We will also eventually (but not in this lecture) examine Greene’s further, logically independent contention that his argument supports the application of some kind of broadly consequentialist ethical theory to unfamiliar problems.
This lecture does not depend on Lecture 06 (as I anticipate that you may skip one or the other of these lectures) but you may find it helpful to relate the two.
The key contrast is this: in Lecture 06, we were concerned with the use of empirical claims about moral psychology within ethical arguments. We considered attempts to show that moral psychology is relevant to ethics which rely on some philosophers’ approaches being broadly correct. In this lecture, our concern is with whether discoveries in moral psychology can undermine the case for accepting non-empirical premises of ethical arguments from the outside. We will consider attempts to show that moral psychology is relevant to ethics which rely on some philosophers’ approaches being substantially misguided.
To assist in understanding the contrast, a recap may be helpful.
Some arguments for ethical principles rely on noninferentially justified premises about particular moral scenarios. Among these arguments, some are straightforwardly undermined or supported by discoveries in moral psychology (see Foot and Trolley Cases: Kant Was Wrong and Singer vs Kamm on Distance). Other arguments have no straightforward relation to discoveries in moral psychology (see Thomson’s Other Method of Trolley Cases). Further, invoking discoveries about framing effects does not, by itself at least, appear to create significant challenges (see Framing Effects: Emotion and Order of Presentation).
Greene’s argument, if correct, shows that discoveries in moral psychology are, after all, relevant to evaluating Thomson’s argument.
In Lecture 06, we considered framing effects (see Framing Effects: Emotion and Order of Presentation). Greene’s argument requires a deeper understanding of the processes underpinning ethical judgements than do arguments from framing effects.
Claims made on the basis of perception (_That jumper is red_, say) are typically not-justified-inferentially.
Why not just say ‘noninferentially justified’? Because that can be read as implying that the claim is justified, noninferentially.
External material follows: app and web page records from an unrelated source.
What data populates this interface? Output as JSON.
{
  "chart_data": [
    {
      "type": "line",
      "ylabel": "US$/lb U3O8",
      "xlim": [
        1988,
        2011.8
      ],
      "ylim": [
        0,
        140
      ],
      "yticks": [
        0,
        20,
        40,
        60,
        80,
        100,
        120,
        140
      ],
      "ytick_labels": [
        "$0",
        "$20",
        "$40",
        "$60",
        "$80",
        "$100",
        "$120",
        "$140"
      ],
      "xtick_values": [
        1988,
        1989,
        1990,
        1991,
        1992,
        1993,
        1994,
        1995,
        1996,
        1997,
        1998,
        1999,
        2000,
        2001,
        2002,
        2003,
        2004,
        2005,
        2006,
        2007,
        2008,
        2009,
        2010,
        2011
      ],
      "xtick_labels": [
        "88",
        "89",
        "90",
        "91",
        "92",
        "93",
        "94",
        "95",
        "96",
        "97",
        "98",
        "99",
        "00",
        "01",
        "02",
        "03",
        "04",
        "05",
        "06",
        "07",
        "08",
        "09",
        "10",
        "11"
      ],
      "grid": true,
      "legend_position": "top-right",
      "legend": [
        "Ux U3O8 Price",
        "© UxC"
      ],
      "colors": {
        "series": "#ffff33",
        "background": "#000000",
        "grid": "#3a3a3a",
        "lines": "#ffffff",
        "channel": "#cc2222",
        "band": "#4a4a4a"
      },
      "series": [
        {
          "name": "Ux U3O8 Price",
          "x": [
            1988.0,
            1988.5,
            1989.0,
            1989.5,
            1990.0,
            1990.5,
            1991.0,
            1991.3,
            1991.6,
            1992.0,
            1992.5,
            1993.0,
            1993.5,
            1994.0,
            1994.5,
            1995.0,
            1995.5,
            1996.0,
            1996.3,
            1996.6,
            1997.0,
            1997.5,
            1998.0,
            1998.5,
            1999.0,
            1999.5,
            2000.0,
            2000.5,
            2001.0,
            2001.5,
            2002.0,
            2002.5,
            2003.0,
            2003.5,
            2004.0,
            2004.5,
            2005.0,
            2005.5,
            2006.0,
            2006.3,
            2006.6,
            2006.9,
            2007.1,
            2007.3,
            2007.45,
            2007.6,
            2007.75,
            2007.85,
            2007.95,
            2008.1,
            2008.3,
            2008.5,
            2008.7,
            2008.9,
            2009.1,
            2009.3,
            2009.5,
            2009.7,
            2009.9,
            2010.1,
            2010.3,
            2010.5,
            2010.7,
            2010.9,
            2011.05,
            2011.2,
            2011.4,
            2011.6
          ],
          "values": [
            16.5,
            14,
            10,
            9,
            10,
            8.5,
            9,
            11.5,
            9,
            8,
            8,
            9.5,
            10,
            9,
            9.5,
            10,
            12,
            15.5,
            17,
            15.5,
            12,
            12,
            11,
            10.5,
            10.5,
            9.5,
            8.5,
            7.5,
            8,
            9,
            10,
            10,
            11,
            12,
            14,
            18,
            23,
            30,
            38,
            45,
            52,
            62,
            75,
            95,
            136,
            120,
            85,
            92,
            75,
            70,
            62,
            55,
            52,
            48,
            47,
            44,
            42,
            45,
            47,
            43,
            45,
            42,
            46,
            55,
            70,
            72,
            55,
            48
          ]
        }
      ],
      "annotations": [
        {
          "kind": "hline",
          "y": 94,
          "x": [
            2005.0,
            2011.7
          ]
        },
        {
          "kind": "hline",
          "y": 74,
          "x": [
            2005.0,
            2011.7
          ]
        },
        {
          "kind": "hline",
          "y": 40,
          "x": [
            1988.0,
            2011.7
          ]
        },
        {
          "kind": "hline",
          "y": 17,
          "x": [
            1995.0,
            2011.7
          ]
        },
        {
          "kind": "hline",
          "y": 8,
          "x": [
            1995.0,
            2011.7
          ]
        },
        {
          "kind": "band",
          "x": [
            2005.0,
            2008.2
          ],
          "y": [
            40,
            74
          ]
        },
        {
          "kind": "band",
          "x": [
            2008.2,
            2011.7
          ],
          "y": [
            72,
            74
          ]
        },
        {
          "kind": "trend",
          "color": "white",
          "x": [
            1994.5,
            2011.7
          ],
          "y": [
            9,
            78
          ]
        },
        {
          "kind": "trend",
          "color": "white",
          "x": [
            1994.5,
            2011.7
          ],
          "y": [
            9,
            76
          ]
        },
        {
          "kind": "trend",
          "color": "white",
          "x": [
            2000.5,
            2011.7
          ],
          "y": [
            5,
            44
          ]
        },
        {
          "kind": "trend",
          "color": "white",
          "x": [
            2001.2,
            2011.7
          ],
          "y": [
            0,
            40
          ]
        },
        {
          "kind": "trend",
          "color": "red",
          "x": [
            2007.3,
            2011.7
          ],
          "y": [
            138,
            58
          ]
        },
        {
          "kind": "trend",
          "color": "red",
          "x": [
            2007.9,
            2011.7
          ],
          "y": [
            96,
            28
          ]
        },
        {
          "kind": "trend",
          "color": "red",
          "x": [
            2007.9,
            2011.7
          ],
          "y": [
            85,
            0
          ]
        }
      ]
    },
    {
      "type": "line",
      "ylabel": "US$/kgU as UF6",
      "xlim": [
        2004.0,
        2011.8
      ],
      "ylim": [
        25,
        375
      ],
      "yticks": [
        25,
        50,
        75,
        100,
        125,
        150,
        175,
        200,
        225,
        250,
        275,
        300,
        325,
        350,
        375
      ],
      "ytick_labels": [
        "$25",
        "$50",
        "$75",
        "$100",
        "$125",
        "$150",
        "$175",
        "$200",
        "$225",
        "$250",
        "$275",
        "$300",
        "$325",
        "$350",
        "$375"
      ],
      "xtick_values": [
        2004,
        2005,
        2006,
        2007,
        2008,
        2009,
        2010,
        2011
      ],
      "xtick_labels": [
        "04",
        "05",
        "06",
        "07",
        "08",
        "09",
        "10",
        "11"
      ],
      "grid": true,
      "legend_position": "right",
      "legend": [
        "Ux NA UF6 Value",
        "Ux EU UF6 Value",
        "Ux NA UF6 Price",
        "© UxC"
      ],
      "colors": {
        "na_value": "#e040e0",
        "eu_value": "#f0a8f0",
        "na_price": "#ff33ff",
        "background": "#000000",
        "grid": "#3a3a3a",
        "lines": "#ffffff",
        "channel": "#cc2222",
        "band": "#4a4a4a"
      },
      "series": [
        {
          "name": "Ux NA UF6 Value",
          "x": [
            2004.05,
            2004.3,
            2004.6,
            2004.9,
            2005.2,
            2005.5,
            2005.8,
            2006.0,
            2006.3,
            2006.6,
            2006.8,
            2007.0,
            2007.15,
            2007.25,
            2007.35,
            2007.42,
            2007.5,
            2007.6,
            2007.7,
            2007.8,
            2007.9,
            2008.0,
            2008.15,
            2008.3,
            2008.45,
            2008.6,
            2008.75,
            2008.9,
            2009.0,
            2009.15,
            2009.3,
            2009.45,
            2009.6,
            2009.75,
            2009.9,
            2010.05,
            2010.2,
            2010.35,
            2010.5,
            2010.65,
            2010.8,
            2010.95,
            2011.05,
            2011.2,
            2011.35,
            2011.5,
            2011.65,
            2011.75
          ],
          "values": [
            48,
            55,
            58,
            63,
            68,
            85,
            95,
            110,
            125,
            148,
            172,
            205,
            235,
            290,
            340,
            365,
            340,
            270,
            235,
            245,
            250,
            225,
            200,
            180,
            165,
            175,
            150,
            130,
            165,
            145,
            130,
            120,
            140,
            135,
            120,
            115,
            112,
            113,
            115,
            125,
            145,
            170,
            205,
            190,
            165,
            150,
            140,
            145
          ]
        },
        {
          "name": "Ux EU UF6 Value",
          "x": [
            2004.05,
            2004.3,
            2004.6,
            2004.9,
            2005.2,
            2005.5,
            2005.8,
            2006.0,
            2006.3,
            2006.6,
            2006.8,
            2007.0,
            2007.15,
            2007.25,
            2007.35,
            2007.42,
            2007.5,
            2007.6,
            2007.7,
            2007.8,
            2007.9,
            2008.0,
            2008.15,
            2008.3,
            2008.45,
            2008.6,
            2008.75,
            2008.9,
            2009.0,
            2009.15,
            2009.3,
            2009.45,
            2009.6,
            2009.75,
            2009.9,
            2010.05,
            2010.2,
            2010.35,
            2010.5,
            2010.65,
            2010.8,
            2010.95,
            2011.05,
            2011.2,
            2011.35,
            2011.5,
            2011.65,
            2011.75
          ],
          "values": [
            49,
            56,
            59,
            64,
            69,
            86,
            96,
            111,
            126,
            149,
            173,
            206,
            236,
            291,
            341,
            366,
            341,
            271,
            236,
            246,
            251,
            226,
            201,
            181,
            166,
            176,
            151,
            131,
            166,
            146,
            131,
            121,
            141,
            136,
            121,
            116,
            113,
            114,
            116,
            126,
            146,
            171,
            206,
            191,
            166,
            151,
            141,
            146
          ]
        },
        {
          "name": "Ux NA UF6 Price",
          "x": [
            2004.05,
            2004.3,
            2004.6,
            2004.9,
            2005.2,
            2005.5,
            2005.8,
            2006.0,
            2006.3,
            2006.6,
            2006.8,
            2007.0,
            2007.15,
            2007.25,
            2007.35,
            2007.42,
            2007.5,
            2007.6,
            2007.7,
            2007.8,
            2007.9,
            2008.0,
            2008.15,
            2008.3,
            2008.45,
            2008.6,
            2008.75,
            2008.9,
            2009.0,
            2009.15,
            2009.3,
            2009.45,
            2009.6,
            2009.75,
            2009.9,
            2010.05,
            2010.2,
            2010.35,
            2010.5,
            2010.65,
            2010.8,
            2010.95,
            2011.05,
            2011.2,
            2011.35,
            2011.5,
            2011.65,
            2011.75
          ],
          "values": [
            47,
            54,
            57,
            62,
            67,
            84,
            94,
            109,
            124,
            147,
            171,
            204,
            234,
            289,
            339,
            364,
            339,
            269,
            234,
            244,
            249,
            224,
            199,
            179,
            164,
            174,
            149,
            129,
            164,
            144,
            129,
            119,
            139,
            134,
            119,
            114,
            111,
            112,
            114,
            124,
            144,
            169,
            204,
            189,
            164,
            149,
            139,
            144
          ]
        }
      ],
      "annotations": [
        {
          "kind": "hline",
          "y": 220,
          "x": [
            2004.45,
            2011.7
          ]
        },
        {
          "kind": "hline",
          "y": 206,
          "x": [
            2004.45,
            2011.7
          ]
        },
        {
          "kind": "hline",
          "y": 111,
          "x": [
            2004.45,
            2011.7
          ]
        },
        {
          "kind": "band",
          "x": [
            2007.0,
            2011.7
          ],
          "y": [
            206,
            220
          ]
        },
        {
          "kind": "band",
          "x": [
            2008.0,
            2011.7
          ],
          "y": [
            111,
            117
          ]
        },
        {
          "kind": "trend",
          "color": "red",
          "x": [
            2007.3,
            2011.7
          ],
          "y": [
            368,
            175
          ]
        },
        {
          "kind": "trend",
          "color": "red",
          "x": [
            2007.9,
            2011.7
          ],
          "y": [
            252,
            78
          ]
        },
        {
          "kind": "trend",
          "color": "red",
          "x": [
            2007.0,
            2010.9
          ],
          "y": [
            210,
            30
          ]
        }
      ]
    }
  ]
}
Whereas ‘not-justified-inferentially’ does not imply this. Any claim which is not justified at all is thereby not-justified-inferentially.